The service staff supported people to be involved with their own support planning and was flexible to changing the times of support so that people were assisted with personal appointments. Each support plan had been written with the person to identify how their support would be provided to address their individual support needs. Before support was provided an assessment of the persons needs was completed to ensure the staff could meet the person’s needs.

There was a clear complaints system in place and this was explained to people, once they used the service and reminded to them at times of review.

The philosophy of the service was open, transparent and focused on the needs of people who used the service. Staff were supported by a management team who they described as understanding and helpful. The senior staff had systems in place to monitor and audit the service and to take subsequent actions as required.

Inspection carried out on 18 May 2016

During a routine inspection

This inspection took place on the 18 and 19 May 2016 and was announced.

Quality Care Homegivers is a small domiciliary care service providing personal care to people in their own home. On the day of our inspection there were 17 people using the service.

The service had a manager who was new in post, having been employed within the last six months. They were in the process of registering with the Care Quality Commission (CQC). A registered manager is a person who has registered with the Care Quality Commission to manage the. Like registered providers, they are ‘registered persons’. Registered persons have legal responsibility for meeting the requirements in the Health and Social Care Act 2008 and associated Regulations about how the service is run.

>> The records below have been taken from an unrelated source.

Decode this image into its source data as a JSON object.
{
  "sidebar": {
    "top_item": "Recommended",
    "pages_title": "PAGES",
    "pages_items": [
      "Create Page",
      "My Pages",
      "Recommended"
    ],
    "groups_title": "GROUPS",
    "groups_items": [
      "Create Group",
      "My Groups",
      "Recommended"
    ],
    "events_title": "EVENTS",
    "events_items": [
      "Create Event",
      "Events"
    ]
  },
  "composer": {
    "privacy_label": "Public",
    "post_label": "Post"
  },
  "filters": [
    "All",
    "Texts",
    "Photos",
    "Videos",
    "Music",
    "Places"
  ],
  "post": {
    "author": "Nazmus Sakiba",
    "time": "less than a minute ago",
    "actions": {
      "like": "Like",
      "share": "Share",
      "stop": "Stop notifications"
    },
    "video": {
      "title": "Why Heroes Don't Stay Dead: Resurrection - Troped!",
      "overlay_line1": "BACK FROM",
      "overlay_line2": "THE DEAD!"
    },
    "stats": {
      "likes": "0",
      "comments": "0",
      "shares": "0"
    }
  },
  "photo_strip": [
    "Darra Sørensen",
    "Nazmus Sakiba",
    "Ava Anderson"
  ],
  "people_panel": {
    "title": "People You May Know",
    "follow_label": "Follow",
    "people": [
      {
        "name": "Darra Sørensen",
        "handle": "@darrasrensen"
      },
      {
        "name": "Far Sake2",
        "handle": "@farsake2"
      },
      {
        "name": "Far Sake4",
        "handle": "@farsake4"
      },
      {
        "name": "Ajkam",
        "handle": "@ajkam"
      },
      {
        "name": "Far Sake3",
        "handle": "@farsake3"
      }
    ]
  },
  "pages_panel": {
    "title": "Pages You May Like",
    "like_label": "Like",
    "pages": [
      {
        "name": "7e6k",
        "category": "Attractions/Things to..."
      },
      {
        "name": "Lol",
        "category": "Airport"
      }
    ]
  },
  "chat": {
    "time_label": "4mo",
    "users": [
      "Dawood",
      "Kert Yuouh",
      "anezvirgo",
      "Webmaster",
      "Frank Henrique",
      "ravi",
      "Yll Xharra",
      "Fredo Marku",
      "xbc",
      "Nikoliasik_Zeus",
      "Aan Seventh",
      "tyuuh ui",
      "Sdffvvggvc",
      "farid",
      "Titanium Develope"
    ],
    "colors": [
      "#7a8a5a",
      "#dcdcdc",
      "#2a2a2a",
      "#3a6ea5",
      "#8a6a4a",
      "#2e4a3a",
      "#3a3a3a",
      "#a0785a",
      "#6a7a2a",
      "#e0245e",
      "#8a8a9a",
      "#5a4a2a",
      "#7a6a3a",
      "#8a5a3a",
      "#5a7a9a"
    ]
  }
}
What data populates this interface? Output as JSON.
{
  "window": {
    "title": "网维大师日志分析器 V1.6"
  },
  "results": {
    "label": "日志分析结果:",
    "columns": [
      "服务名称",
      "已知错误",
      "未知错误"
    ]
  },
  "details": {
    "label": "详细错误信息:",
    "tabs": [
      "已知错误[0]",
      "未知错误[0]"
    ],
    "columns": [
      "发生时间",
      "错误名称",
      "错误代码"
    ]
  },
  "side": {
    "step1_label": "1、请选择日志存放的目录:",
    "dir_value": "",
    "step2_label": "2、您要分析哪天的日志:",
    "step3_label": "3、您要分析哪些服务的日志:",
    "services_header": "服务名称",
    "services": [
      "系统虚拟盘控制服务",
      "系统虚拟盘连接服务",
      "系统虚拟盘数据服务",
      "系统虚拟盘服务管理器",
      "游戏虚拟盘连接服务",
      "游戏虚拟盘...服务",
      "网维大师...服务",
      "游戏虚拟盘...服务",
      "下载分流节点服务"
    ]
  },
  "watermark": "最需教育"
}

We received only positive feedback from people who used the service. People told us they were supported by regular staff who provided consistency of care and they were treated with dignity and respect with no concerns about their safety. Everyone we spoke with expressed their satisfaction with the way the service was managed and the care and support provided by staff.

There was a variation in the quality of care planning including risk assessment and guidance for staff with actions to protect people from the risk of harm. Risk assessments in relation to the management of people’s medicines were not always sufficiently detailed or accurate.

The manager was in the process of improving systems to ensure information was consistent and care plans were regularly reviewed and updated to reflect people’s changing needs.

There were enough qualified, skilled and experienced staff to meet people’s needs. People received care from a staff team that treated them with kindness and were mindful of protecting their rights to choice, dignity and respect.

Staff were supported with a planned induction and ongoing training opportunities. However, planning for supervision and access to team meetings was sporadic. The manager was new in post and told us they planned to provide regular opportunities to staff to discuss their work performance and plan their training and development needs.

The culture of the service was open, transparent and focused on the needs of people who used the service. Staff were supported by the manager who they described as supportive, approachable and hands on.

People found the manager responded promptly to any concerns. People were provided with opportunities to express their views regarding the quality of the service, through annual satisfaction surveys. The provider recognised that further work was needed to audit the care and to ensure feedback from people was analysed and used to in planning continuous improvement of the service.